September National Childhood Obesity Awareness Month
American College of Sports Medicine
One in 3 children in the U.S. is overweight or obese. Childhood obesity puts kids at risk for health problems that were once seen only in adults, like type 2 diabetes, high blood pressure, and heart disease.
The good news? Childhood obesity can be prevented. Communities, health professionals, and families can work together to create opportunities for kids to eat healthier and move more.
Make a difference for kids: Spread the word about strategies for preventing childhood obesity and encourage communities, organizations, families, and individuals to get involved.
How can National Childhood Obesity Awareness Month make a difference?
We can all use this month to raise awareness about the obesity epidemic and show people how they can take action toward a solution — both at home and in the larger community.
Here are just a few ideas:
- Encourage families to make small changes, like keeping fresh fruit within their children’s reach or going on a family walk after dinner.
- Motivate teachers and administrators to make schools healthier by providing quality nutrition and making sure physical activity is a part of every student’s day.

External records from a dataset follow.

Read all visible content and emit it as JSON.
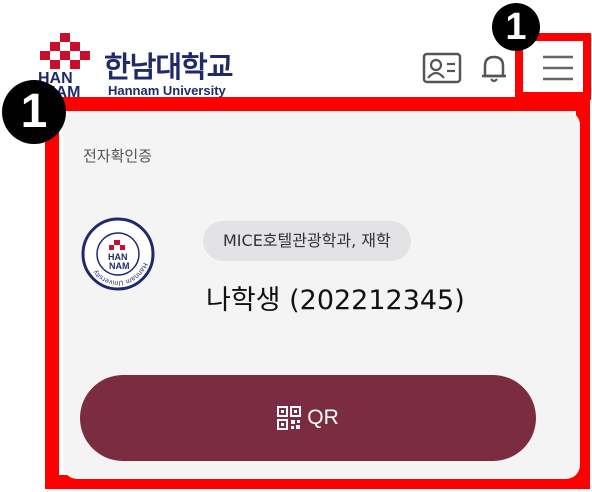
{
  "header": {
    "logo_korean": "한남대학교",
    "logo_english": "Hannam University",
    "logo_mark_text": [
      "HAN",
      "NAM"
    ]
  },
  "markers": {
    "top_label": "1",
    "left_label": "1"
  },
  "card": {
    "title": "전자확인증",
    "emblem_text": "Hannam University",
    "department_status": "MICE호텔관광학과, 재학",
    "student_name": "나학생 (202212345)",
    "qr_label": "QR"
  },
  "colors": {
    "brand_navy": "#1f2a6b",
    "brand_red": "#c8102e",
    "qr_button": "#7b2c40",
    "annotation_red": "#ff0000",
    "card_bg": "#f4f4f4"
  },
  "icons": {
    "id_card": "id-card-icon",
    "bell": "bell-icon",
    "menu": "hamburger-menu-icon",
    "qr": "qr-code-icon"
  }
}
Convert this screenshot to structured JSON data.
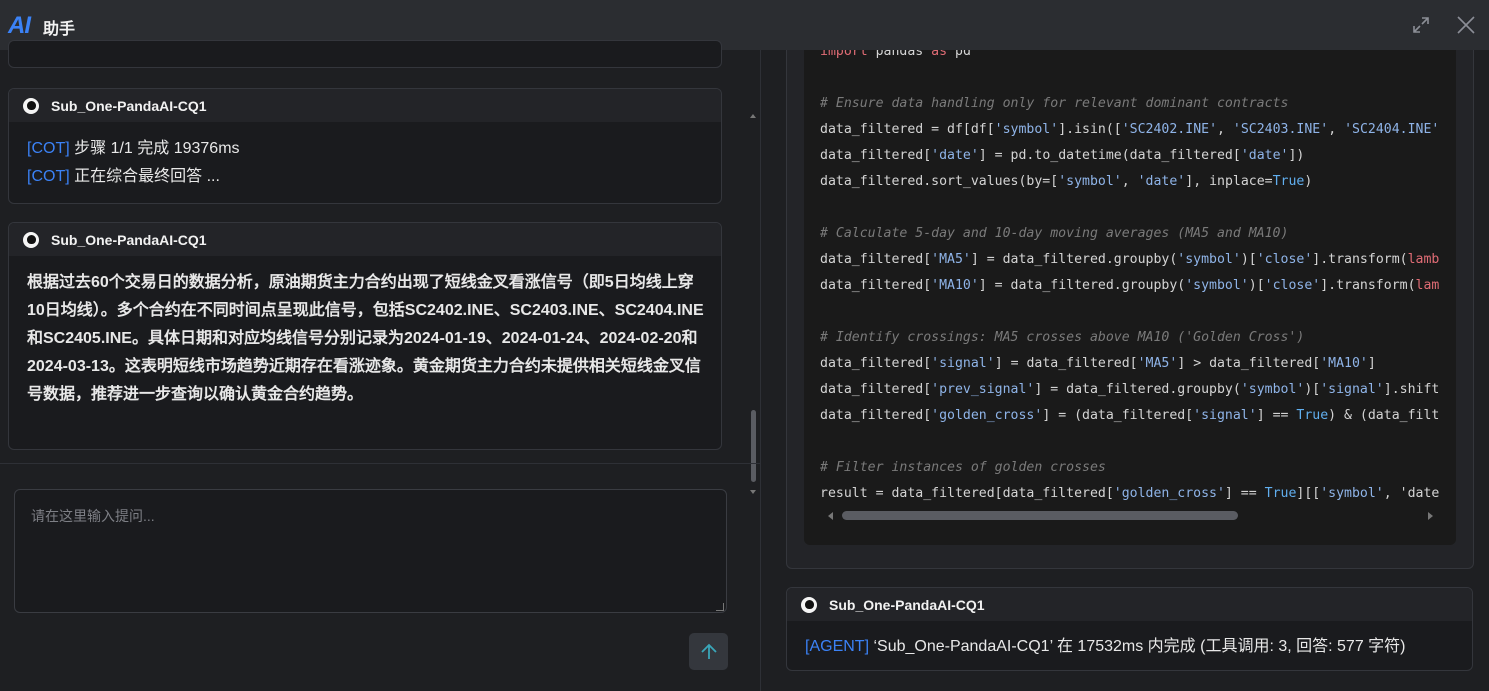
{
  "header": {
    "logo_text": "AI",
    "title": "助手"
  },
  "cards": [
    {
      "agent": "Sub_One-PandaAI-CQ1",
      "lines": [
        {
          "tag": "[COT]",
          "text": " 步骤 1/1 完成 19376ms"
        },
        {
          "tag": "[COT]",
          "text": " 正在综合最终回答 ..."
        }
      ]
    },
    {
      "agent": "Sub_One-PandaAI-CQ1",
      "body": "根据过去60个交易日的数据分析，原油期货主力合约出现了短线金叉看涨信号（即5日均线上穿10日均线）。多个合约在不同时间点呈现此信号，包括SC2402.INE、SC2403.INE、SC2404.INE和SC2405.INE。具体日期和对应均线信号分别记录为2024-01-19、2024-01-24、2024-02-20和2024-03-13。这表明短线市场趋势近期存在看涨迹象。黄金期货主力合约未提供相关短线金叉信号数据，推荐进一步查询以确认黄金合约趋势。"
    }
  ],
  "input": {
    "placeholder": "请在这里输入提问..."
  },
  "code_lines": [
    "import pandas as pd",
    "",
    "# Ensure data handling only for relevant dominant contracts",
    "data_filtered = df[df['symbol'].isin(['SC2402.INE', 'SC2403.INE', 'SC2404.INE'",
    "data_filtered['date'] = pd.to_datetime(data_filtered['date'])",
    "data_filtered.sort_values(by=['symbol', 'date'], inplace=True)",
    "",
    "# Calculate 5-day and 10-day moving averages (MA5 and MA10)",
    "data_filtered['MA5'] = data_filtered.groupby('symbol')['close'].transform(lamb",
    "data_filtered['MA10'] = data_filtered.groupby('symbol')['close'].transform(lam",
    "",
    "# Identify crossings: MA5 crosses above MA10 ('Golden Cross')",
    "data_filtered['signal'] = data_filtered['MA5'] > data_filtered['MA10']",
    "data_filtered['prev_signal'] = data_filtered.groupby('symbol')['signal'].shift",
    "data_filtered['golden_cross'] = (data_filtered['signal'] == True) & (data_filt",
    "",
    "# Filter instances of golden crosses",
    "result = data_filtered[data_filtered['golden_cross'] == True][['symbol', 'date"
  ],
  "result_card": {
    "agent": "Sub_One-PandaAI-CQ1",
    "tag": "[AGENT]",
    "text": " ‘Sub_One-PandaAI-CQ1’ 在 17532ms 内完成 (工具调用: 3, 回答: 577 字符)"
  },
  "colors": {
    "accent": "#3b82f6",
    "background": "#1e1f22",
    "code_bg": "#1a1a1a"
  },
  "icons": {
    "expand": "expand-icon",
    "close": "close-icon",
    "send": "arrow-up-icon",
    "avatar": "panda-avatar-icon"
  }
}
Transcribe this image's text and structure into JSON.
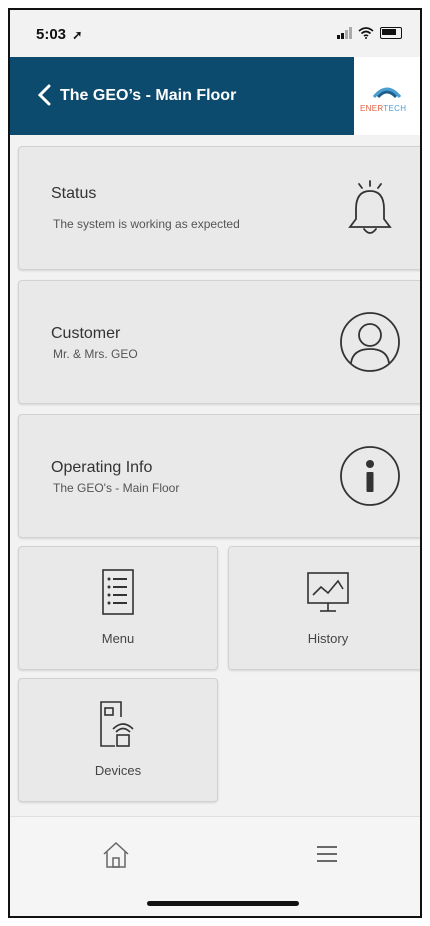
{
  "status_bar": {
    "time": "5:03",
    "location_arrow": "➚"
  },
  "header": {
    "title": "The GEO’s - Main Floor",
    "back_icon": "chevron-left-icon"
  },
  "logo": {
    "text_a": "ENER",
    "text_b": "TECH"
  },
  "cards": {
    "status": {
      "title": "Status",
      "subtitle": "The system is working as expected",
      "icon": "bell-icon"
    },
    "customer": {
      "title": "Customer",
      "subtitle": "Mr. & Mrs. GEO",
      "icon": "user-icon"
    },
    "operating": {
      "title": "Operating Info",
      "subtitle": "The GEO's - Main Floor",
      "icon": "info-icon"
    }
  },
  "tiles": {
    "menu": {
      "label": "Menu",
      "icon": "list-icon"
    },
    "history": {
      "label": "History",
      "icon": "chart-icon"
    },
    "devices": {
      "label": "Devices",
      "icon": "device-wifi-icon"
    }
  },
  "nav": {
    "home_icon": "home-icon",
    "menu_icon": "hamburger-icon"
  },
  "colors": {
    "header_bg": "#0c4a6e",
    "card_bg": "#e9e9e9",
    "page_bg": "#f2f2f2"
  }
}
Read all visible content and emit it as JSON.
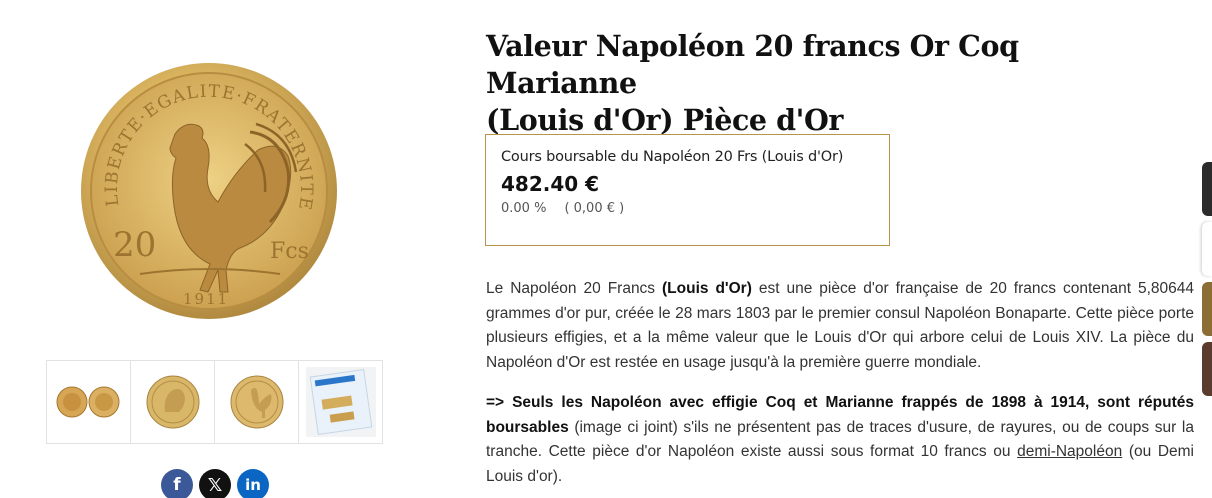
{
  "product": {
    "title_line1": "Valeur Napoléon 20 francs Or Coq Marianne",
    "title_line2": "(Louis d'Or) Pièce d'Or"
  },
  "coin_image": {
    "top_legend": "LIBERTE·EGALITE·FRATERNITE",
    "denomination_left": "20",
    "denomination_right": "Fcs",
    "year": "1911"
  },
  "gallery": {
    "thumbnails": [
      {
        "name": "thumb-pair"
      },
      {
        "name": "thumb-marianne"
      },
      {
        "name": "thumb-coq"
      },
      {
        "name": "thumb-packaged"
      }
    ]
  },
  "price_box": {
    "label": "Cours boursable du Napoléon 20 Frs (Louis d'Or)",
    "value": "482.40 €",
    "change_pct": "0.00 %",
    "change_abs": "( 0,00 € )"
  },
  "description": {
    "p1_before": "Le Napoléon 20 Francs ",
    "p1_bold": "(Louis d'Or)",
    "p1_after": " est une pièce d'or française de 20 francs contenant 5,80644 grammes d'or pur, créée le 28 mars 1803 par le premier consul Napoléon Bonaparte. Cette pièce porte plusieurs effigies, et a la même valeur que le Louis d'Or qui arbore celui de Louis XIV. La pièce du Napoléon d'Or est restée en usage jusqu'à la première guerre mondiale.",
    "p2_bold": "=> Seuls les Napoléon avec effigie Coq et Marianne frappés de 1898 à 1914, sont réputés boursables",
    "p2_after": " (image ci joint) s'ils ne présentent pas de traces d'usure, de rayures, ou de coups sur la tranche. Cette pièce d'or Napoléon existe aussi sous format 10 francs ou ",
    "p2_link": "demi-Napoléon",
    "p2_end": " (ou Demi Louis d'or)."
  },
  "social": {
    "facebook_icon": "f",
    "x_icon": "𝕏",
    "linkedin_icon": "in"
  },
  "colors": {
    "gold_border": "#b8934a",
    "facebook": "#3b5998",
    "x": "#111111",
    "linkedin": "#0a66c2"
  }
}
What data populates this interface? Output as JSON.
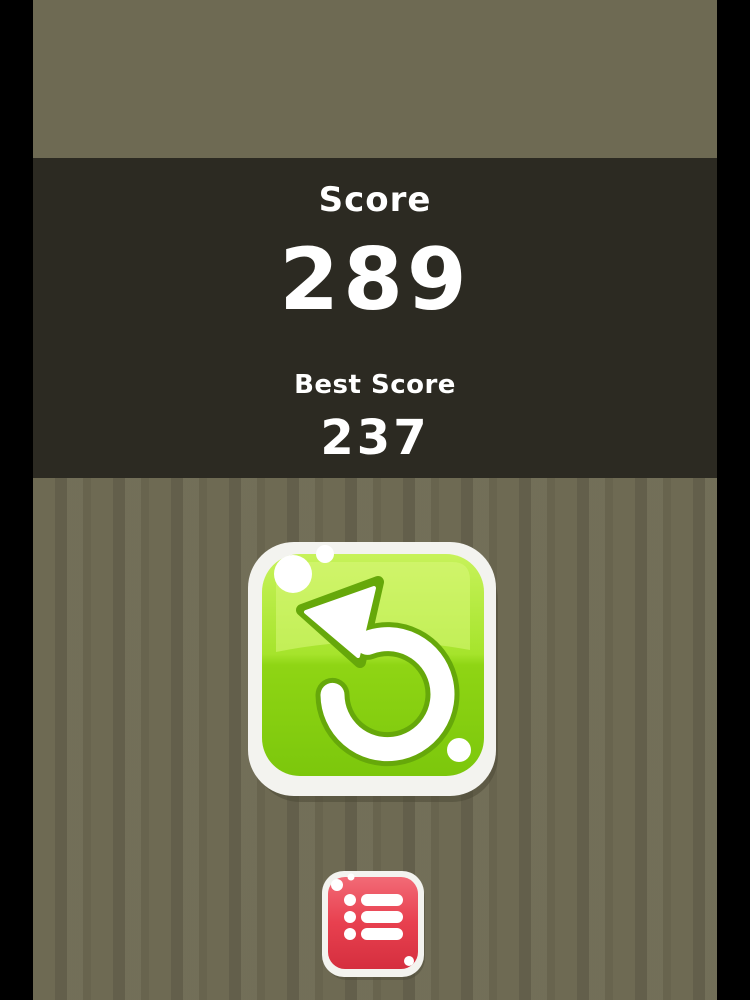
{
  "score": {
    "label": "Score",
    "value": "289"
  },
  "best_score": {
    "label": "Best Score",
    "value": "237"
  },
  "buttons": {
    "replay": {
      "icon": "replay-icon",
      "color": "#8fd816"
    },
    "menu": {
      "icon": "list-icon",
      "color": "#e8404f"
    }
  },
  "colors": {
    "background": "#6e6a53",
    "panel": "#2c2a22",
    "side_bars": "#000000",
    "text": "#ffffff"
  }
}
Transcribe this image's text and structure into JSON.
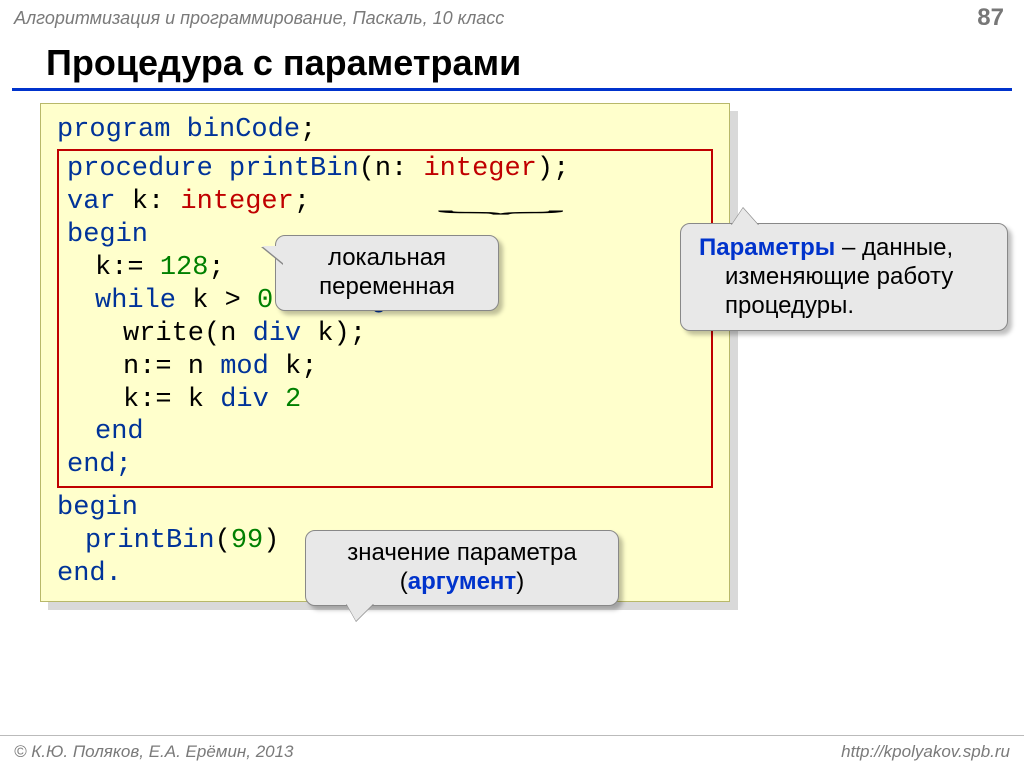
{
  "header": {
    "course": "Алгоритмизация и программирование, Паскаль, 10 класс",
    "page": "87"
  },
  "title": "Процедура с параметрами",
  "code": {
    "l01_a": "program ",
    "l01_b": "binCode",
    "l01_c": ";",
    "l02_a": "procedure ",
    "l02_b": "printBin",
    "l02_c": "(n: ",
    "l02_d": "integer",
    "l02_e": ");",
    "l03_a": "var ",
    "l03_b": "k: ",
    "l03_c": "integer",
    "l03_d": ";",
    "l04": "begin",
    "l05_a": "k:= ",
    "l05_b": "128",
    "l05_c": ";",
    "l06_a": "while ",
    "l06_b": "k > ",
    "l06_c": "0",
    "l06_d": " do begin",
    "l07_a": "write(n ",
    "l07_b": "div",
    "l07_c": " k);",
    "l08_a": "n:= n ",
    "l08_b": "mod",
    "l08_c": " k;",
    "l09_a": "k:= k ",
    "l09_b": "div",
    "l09_c": " ",
    "l09_d": "2",
    "l10": "end",
    "l11": "end;",
    "l12": "begin",
    "l13_a": "printBin",
    "l13_b": "(",
    "l13_c": "99",
    "l13_d": ")",
    "l14": "end."
  },
  "callouts": {
    "local_var": "локальная переменная",
    "params_a": "Параметры",
    "params_b": " – данные, ",
    "params_c": "изменяющие работу процедуры.",
    "arg_a": "значение параметра",
    "arg_b": "(",
    "arg_c": "аргумент",
    "arg_d": ")"
  },
  "footer": {
    "left": "© К.Ю. Поляков, Е.А. Ерёмин, 2013",
    "right": "http://kpolyakov.spb.ru"
  }
}
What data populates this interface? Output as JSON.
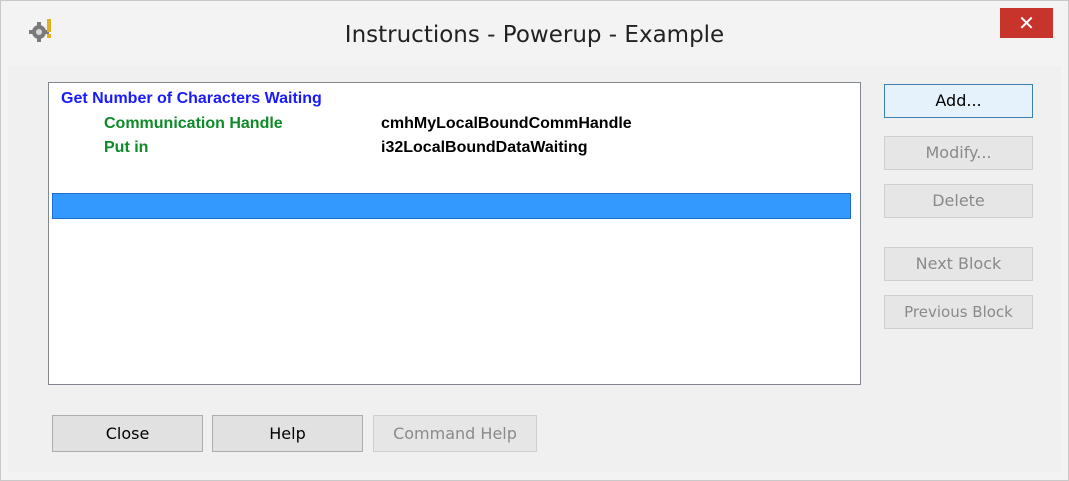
{
  "window": {
    "title": "Instructions - Powerup - Example",
    "close_glyph": "✕",
    "app_icon": "app-gear-icon"
  },
  "instructions": {
    "command": "Get Number of Characters Waiting",
    "params": [
      {
        "label": "Communication Handle",
        "value": "cmhMyLocalBoundCommHandle"
      },
      {
        "label": "Put in",
        "value": "i32LocalBoundDataWaiting"
      }
    ]
  },
  "side_buttons": {
    "add": "Add...",
    "modify": "Modify...",
    "delete": "Delete",
    "next_block": "Next Block",
    "previous_block": "Previous Block"
  },
  "bottom_buttons": {
    "close": "Close",
    "help": "Help",
    "command_help": "Command Help"
  },
  "colors": {
    "command": "#1a1aff",
    "param_label": "#0f8a28",
    "selection": "#3399ff",
    "close_button": "#c7342c"
  }
}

- Ask doctors and nurses to be leaders in their communities by supporting programs to prevent childhood obesity.
How can I help spread the word?
We’ve made it easier for you to make a difference. This toolkit is full of ideas to help you take action today. For example:
Take action to increase awareness about childhood obesity.
- Host a community cleanup event to help make a neighborhood park a safer place for children to play and be active.
- Send this e-card to your agency’s email list with parenting tips on encouraging healthy eating and physical activity.
- Promote farm-to-school programs and school gardens. Encourage schools to join the HealthierUS School Challenge.
- Host a community fitness event where families can be active while learning about local health and fitness resources.
- Set an example by talking with family members and friends about eating healthy, getting enough physical activity, and limiting screen time.
- Share resources from Let’s Move! with local health clinics and community centers.
Adapted from The American College of Sports Medicine, Centers for Disease Control and Prevention, and Let’sMove.gov.
Contact the American College of Sports Medicine at firstname.lastname@example.org and the Centers for Disease Control and Prevention at email@example.com for more information and materials.